Both series are presented in AVC encoded 1.78.1 1080p high definition widescreen and look about as good as the various source material are going to allow for. Some of the newer computer graphics used to illustrate various points can look a bit soft but colors come through nicely here, while the archival footage varies in quality from scene to scene. Sometimes the film clips look excellent and show great detail and definition, other times they are riddled with print damage and dirt. As such, the transfers here are a bit erratic, though the inconsistencies are at least understandable given that the production teams can only do so much with some of the older footage. The biggest drawback is that some, though not all, of the fullframe archival footage has been horizontally stretched a bit to fill the 1.78.1 frame. Ideally this material would have been matted on the sides but that didn't happen so sometimes you will notice that things look a little bit off in this regard. The newer interview footage, which was all shot for 1.78.1, looks very good but the stretching of the older clips is distracting and it occurs throughout both Battles 360 and Patton 360.
English language DTS-HD 2.0 Stereo mixes are provided for both series and they sound fine, though you can't help but wish a 5.1 track had been supplied for the various battles that are shown here as some rear channel activity would have gone a long way towards filling things out more effectively. That said, as far as the 2.0 track goes, there's some good left to right directional effects and if bass isn't as strong as you might want it to be you're definitely going to notice it during certain scenes. The levels are well balanced and dialogue is always clean and clear. The narrated segments sound great, often times with some nice musical accompaniment behind them - there aren't any problems here, all of the material sounds quite good.

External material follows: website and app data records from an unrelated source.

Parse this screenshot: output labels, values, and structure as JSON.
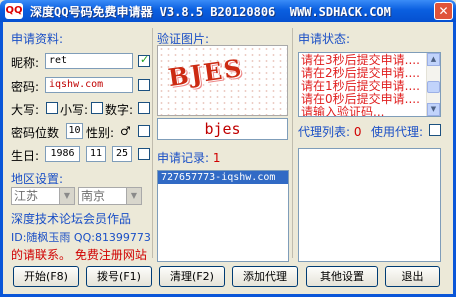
{
  "window": {
    "icon_text": "QQ",
    "title": "深度QQ号码免费申请器 V3.8.5 B20120806  WWW.SDHACK.COM",
    "close": "✕"
  },
  "apply_info": {
    "heading": "申请资料:",
    "nickname_label": "昵称:",
    "nickname_value": "ret",
    "nickname_checked": true,
    "password_label": "密码:",
    "password_value": "iqshw.com",
    "upper_label": "大写:",
    "lower_label": "小写:",
    "digit_label": "数字:",
    "pw_length_label": "密码位数",
    "pw_length_value": "10",
    "gender_label": "性别:",
    "gender_value": "♂",
    "birthday_label": "生日:",
    "birth_year": "1986",
    "birth_month": "11",
    "birth_day": "25"
  },
  "captcha": {
    "heading": "验证图片:",
    "image_text": "BJES",
    "input_value": "bjes"
  },
  "records": {
    "heading": "申请记录:",
    "count": "1",
    "items": [
      "727657773-iqshw.com"
    ]
  },
  "status": {
    "heading": "申请状态:",
    "lines": [
      "请在3秒后提交申请....",
      "请在2秒后提交申请....",
      "请在1秒后提交申请....",
      "请在0秒后提交申请....",
      "请输入验证码..."
    ]
  },
  "proxy": {
    "list_label": "代理列表:",
    "count": "0",
    "use_label": "使用代理:"
  },
  "region": {
    "heading": "地区设置:",
    "province": "江苏",
    "city": "南京"
  },
  "footer": {
    "credit": "深度技术论坛会员作品",
    "author": "ID:随枫玉雨 QQ:81399773",
    "notice": "的请联系。 免费注册网站"
  },
  "buttons": {
    "start": "开始(F8)",
    "dial": "拨号(F1)",
    "clear": "清理(F2)",
    "add_proxy": "添加代理",
    "other_settings": "其他设置",
    "exit": "退出"
  }
}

Battles 360 has only one extra feature, outside of the menus and chapter stops. Found on the third disc is a half hour long making of documentary that shows how the CG footage was created and worked in with the historical footage and interview segments to create the series we have as part of the feature presentation. It's interesting and worth watching if you have an interest in such things. Patton 360 has only menus and chapter stops and contains no actual extra content on either one of its two discs.
If you've already got the individual releases, there's no reason to bother with this set as it adds nothing new, but if you didn't pick those up and have an interest in the subject matter, definitely consider World War II 360 worth your while. The video quality is understandably erratic given the source material and the extras are slim, but the content itself is fascinating and very well put together. You get a lot of material here and at a fair price - recommended.
Ian lives in NYC with his wife where he writes for DVD Talk, runs Rock! Shock! Pop!. He likes NYC a lot, even if it is expensive and loud.